-- Supplied records follows --

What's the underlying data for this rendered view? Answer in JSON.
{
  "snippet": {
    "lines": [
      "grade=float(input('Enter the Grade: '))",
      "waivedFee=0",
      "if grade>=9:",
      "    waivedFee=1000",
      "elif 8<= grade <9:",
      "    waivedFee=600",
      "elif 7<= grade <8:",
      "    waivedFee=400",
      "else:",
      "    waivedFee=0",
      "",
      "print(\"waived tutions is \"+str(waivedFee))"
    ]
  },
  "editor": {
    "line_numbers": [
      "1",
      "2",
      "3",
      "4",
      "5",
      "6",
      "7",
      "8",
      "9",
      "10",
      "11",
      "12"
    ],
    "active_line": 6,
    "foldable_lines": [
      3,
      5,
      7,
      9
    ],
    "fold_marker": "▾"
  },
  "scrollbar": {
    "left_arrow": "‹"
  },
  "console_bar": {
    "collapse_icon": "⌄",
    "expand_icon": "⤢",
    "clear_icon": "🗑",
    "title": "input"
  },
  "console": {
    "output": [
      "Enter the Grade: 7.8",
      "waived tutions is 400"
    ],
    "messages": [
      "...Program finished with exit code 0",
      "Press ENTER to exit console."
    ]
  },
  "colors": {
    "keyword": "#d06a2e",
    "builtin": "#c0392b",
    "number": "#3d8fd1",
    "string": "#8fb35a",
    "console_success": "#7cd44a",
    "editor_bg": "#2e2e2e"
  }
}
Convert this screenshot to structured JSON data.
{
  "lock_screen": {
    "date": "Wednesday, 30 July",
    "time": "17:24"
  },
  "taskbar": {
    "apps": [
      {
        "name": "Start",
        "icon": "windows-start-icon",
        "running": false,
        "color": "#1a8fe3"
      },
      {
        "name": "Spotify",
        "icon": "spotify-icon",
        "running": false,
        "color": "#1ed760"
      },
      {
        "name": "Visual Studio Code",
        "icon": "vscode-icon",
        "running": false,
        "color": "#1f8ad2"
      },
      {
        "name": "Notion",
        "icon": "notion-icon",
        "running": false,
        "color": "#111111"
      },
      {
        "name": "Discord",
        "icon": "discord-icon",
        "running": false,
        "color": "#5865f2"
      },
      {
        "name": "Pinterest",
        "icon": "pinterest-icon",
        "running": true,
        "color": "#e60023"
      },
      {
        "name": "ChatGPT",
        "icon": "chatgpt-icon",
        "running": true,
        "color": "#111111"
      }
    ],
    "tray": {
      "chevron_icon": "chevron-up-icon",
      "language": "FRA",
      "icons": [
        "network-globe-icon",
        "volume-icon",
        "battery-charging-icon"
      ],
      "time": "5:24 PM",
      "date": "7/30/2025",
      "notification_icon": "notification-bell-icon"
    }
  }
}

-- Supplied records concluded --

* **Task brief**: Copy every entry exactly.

* **Exercise answer**:
What's the underlying data for this rendered view? Answer in JSON.
{
  "snippet": {
    "lines": [
      "grade=float(input('Enter the Grade: '))",
      "waivedFee=0",
      "if grade>=9:",
      "    waivedFee=1000",
      "elif 8<= grade <9:",
      "    waivedFee=600",
      "elif 7<= grade <8:",
      "    waivedFee=400",
      "else:",
      "    waivedFee=0",
      "",
      "print(\"waived tutions is \"+str(waivedFee))"
    ]
  },
  "editor": {
    "line_numbers": [
      "1",
      "2",
      "3",
      "4",
      "5",
      "6",
      "7",
      "8",
      "9",
      "10",
      "11",
      "12"
    ],
    "active_line": 6,
    "foldable_lines": [
      3,
      5,
      7,
      9
    ],
    "fold_marker": "▾"
  },
  "scrollbar": {
    "left_arrow": "‹"
  },
  "console_bar": {
    "collapse_icon": "⌄",
    "expand_icon": "⤢",
    "clear_icon": "🗑",
    "title": "input"
  },
  "console": {
    "output": [
      "Enter the Grade: 7.8",
      "waived tutions is 400"
    ],
    "messages": [
      "...Program finished with exit code 0",
      "Press ENTER to exit console."
    ]
  },
  "colors": {
    "keyword": "#d06a2e",
    "builtin": "#c0392b",
    "number": "#3d8fd1",
    "string": "#8fb35a",
    "console_success": "#7cd44a",
    "editor_bg": "#2e2e2e"
  }
}
Convert this screenshot to structured JSON data.
{
  "lock_screen": {
    "date": "Wednesday, 30 July",
    "time": "17:24"
  },
  "taskbar": {
    "apps": [
      {
        "name": "Start",
        "icon": "windows-start-icon",
        "running": false,
        "color": "#1a8fe3"
      },
      {
        "name": "Spotify",
        "icon": "spotify-icon",
        "running": false,
        "color": "#1ed760"
      },
      {
        "name": "Visual Studio Code",
        "icon": "vscode-icon",
        "running": false,
        "color": "#1f8ad2"
      },
      {
        "name": "Notion",
        "icon": "notion-icon",
        "running": false,
        "color": "#111111"
      },
      {
        "name": "Discord",
        "icon": "discord-icon",
        "running": false,
        "color": "#5865f2"
      },
      {
        "name": "Pinterest",
        "icon": "pinterest-icon",
        "running": true,
        "color": "#e60023"
      },
      {
        "name": "ChatGPT",
        "icon": "chatgpt-icon",
        "running": true,
        "color": "#111111"
      }
    ],
    "tray": {
      "chevron_icon": "chevron-up-icon",
      "language": "FRA",
      "icons": [
        "network-globe-icon",
        "volume-icon",
        "battery-charging-icon"
      ],
      "time": "5:24 PM",
      "date": "7/30/2025",
      "notification_icon": "notification-bell-icon"
    }
  }
}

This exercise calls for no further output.